  1. Would you recommend someone buying a clinic?

I would recommend someone get a clinic if that person has the money to do it and if they are able to find a license for sale (those are the two most difficult factors). It involves lots of hard work but can be beneficial if successful.

  1. What is the most rewarding aspect of the work you do?

 

For me, the most rewarding part of the job is being able to help diagnose the cause of the patient’s illness and have my work product form part of the patient’s treatment plan for symptoms, pathologies etc. It is elating to see a patient getting better.

  1. What is the least rewarding aspect of your job?

 

I personally do not enjoy the long hours that are sometimes involved in this work.

  1. What are the five most important things that people who want to get into this field should know?

 

You must have:

  1. the required credentials and knowledge usually obtained through a variety of science courses.;
  2. being able to work in a challenging environment like the hospital,
  3. patient care skills;
  4. being able to get along with others;
  5. the flexibility to work a variety of shifts .

These are the main things that I can think about at this time.

 

 

  1. You have already said a bit about this. Can you elaborate on the hours of work involved in your occupation?

 

A lot of times it is left up to a technologist to determine the total number of hours worked, inclusive of over time hours in employment circumstances. Regardless of where one works, the hours can be long and cut into one’s social life quite a bit.  Working evenings and weekends is often required when working in a hospital environment. Of course, this sometimes mean lack of sleep, particularly when shifts change.

  1. What are some of the frustrations associated with your job?

 

I have a long commute to the hospital at which I work. For me, long commuting to the job is most frustrating at times..

  1. Are there opportunities for advancement involved in this occupation?

There is always opportunity for advancement like becoming specialized in other modalities such as CT,MRI,NUCLEAR MEDICINE etc, getting a degree , study further to become a radiologist.

.

  1. What are the top five trends affecting your occupation at this time?

There are multiple trends happening at this time that either generally, or specifically affect the occupation. I am just listing some of these trends below:

  1. Though technology is changing rapidly and improving on diagnostic possibilities and accuracy, there just seems to be additional problems with the machine malfunctioning;

b-       computer problems seem to be increasing, particularly with viruses and the maintenance of patient privacy in the wake of wide-spread hacking.;
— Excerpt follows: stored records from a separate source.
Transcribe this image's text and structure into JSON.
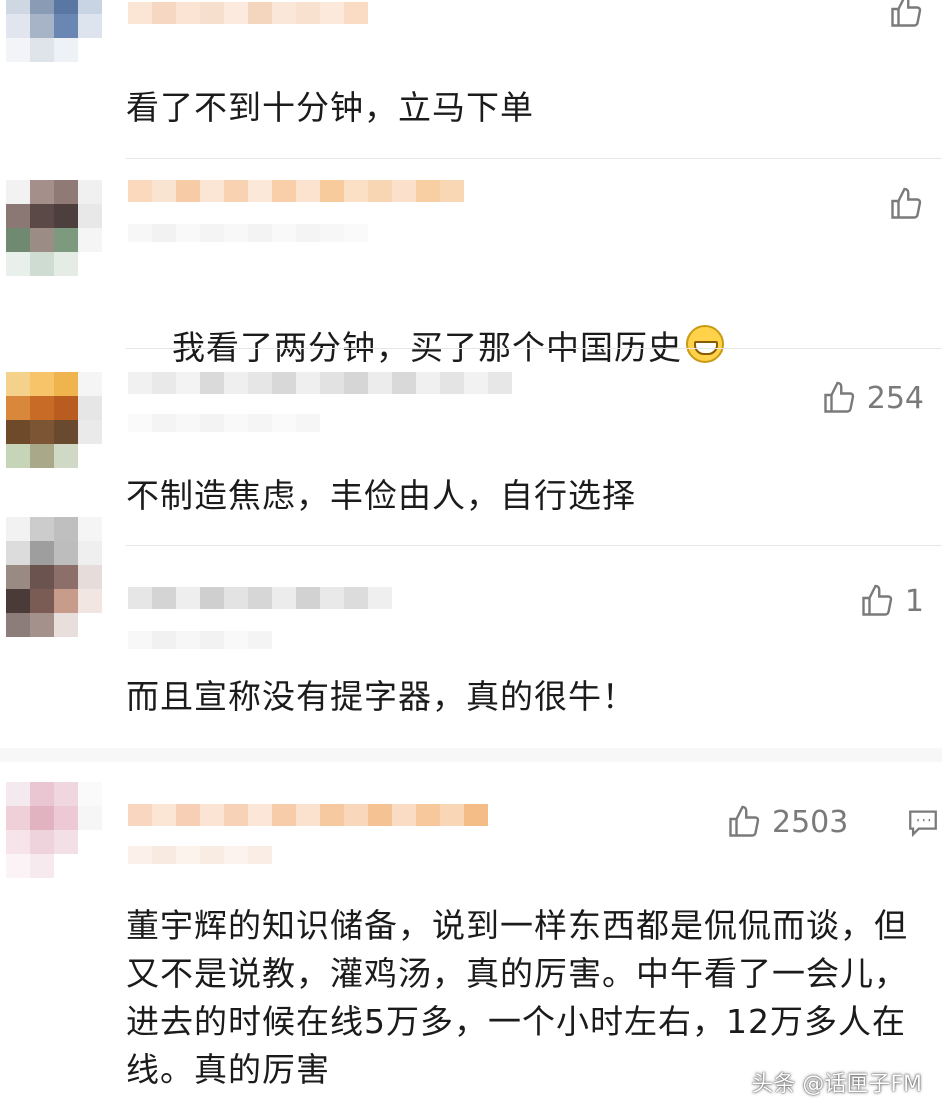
{
  "comments": [
    {
      "text": "看了不到十分钟，立马下单",
      "likes": ""
    },
    {
      "text": "我看了两分钟，买了那个中国历史",
      "likes": "",
      "emoji": "grin-emoji"
    },
    {
      "text": "不制造焦虑，丰俭由人，自行选择",
      "likes": "254"
    },
    {
      "text": "而且宣称没有提字器，真的很牛！",
      "likes": "1"
    },
    {
      "text": "董宇辉的知识储备，说到一样东西都是侃侃而谈，但又不是说教，灌鸡汤，真的厉害。中午看了一会儿，进去的时候在线5万多，一个小时左右，12万多人在线。真的厉害",
      "likes": "2503"
    }
  ],
  "watermark": "头条 @话匣子FM",
  "colors": {
    "text": "#1b1b1b",
    "icon": "#7a7a7a",
    "divider": "#e6e6e6"
  }
}
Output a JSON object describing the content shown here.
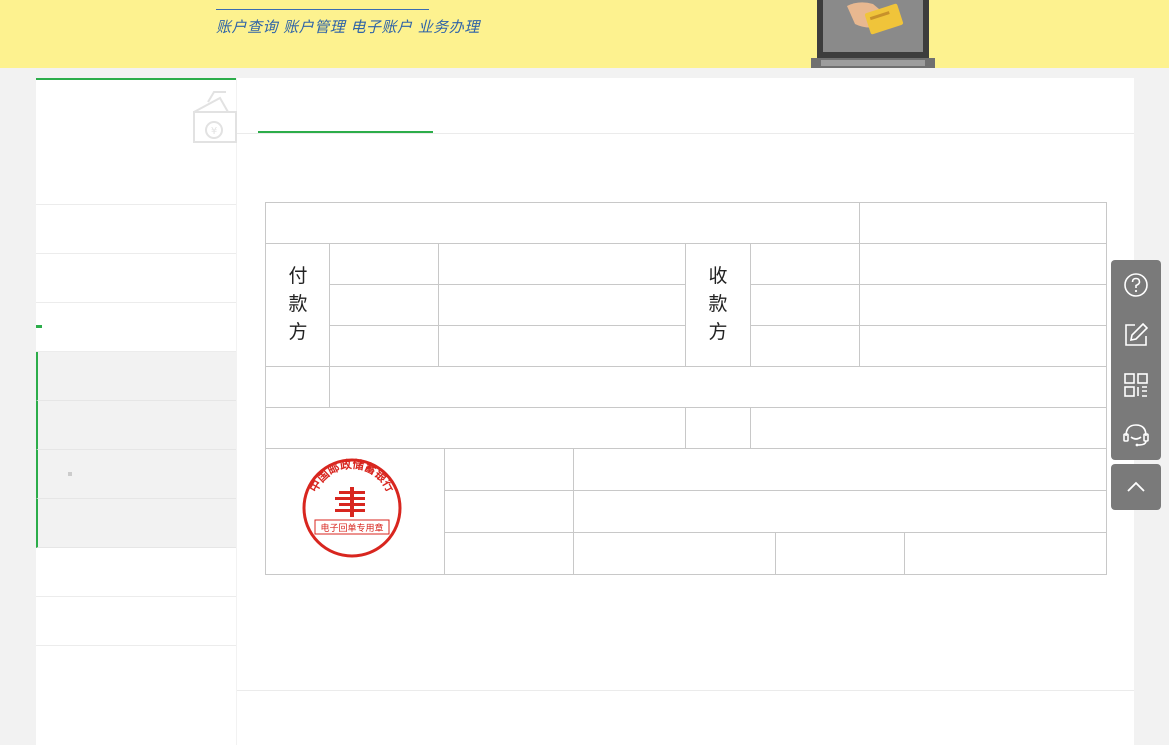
{
  "banner": {
    "slogan": "账户查询 账户管理 电子账户 业务办理"
  },
  "sidebar": {
    "items": [
      {
        "label": ""
      },
      {
        "label": ""
      },
      {
        "label": ""
      },
      {
        "label": ""
      }
    ],
    "sub_items": [
      {
        "label": ""
      },
      {
        "label": ""
      },
      {
        "label": ""
      },
      {
        "label": ""
      }
    ],
    "bottom_items": [
      {
        "label": ""
      },
      {
        "label": ""
      }
    ]
  },
  "main": {
    "tab_label": ""
  },
  "receipt": {
    "payer_label": [
      "付",
      "款",
      "方"
    ],
    "payee_label": [
      "收",
      "款",
      "方"
    ],
    "seal_name": "中国邮政储蓄银行",
    "seal_caption": "电子回单专用章"
  },
  "float_bar": {
    "icons": [
      "help-icon",
      "edit-icon",
      "qrcode-icon",
      "customer-service-icon",
      "back-to-top-icon"
    ]
  },
  "colors": {
    "accent": "#2cad4a",
    "banner_bg": "#fdf28f",
    "seal_red": "#d8261f",
    "float_bg": "#7a7a7a"
  }
}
c        the level of stress associated with dealing with sick and dying patients seems to be becoming more acute. Of course, this may lead to a larger pool of people being off work sick, which in turn may cause occupational demand;

d-.      new entrants to the occupation sometimes are lax. They are not as meticulous, many of them. Consequently, the risk of being exposed to radation may rise in the near future,

e-       one always has to be careful to avoid being exposed to needle stick ,or infection particularly with the every constant introduction of new viruses, and infection possibilities , for example ebola;

I am sure there are a lot more emerging trends that affect the occupation, but these are the ones that I can think about at this time.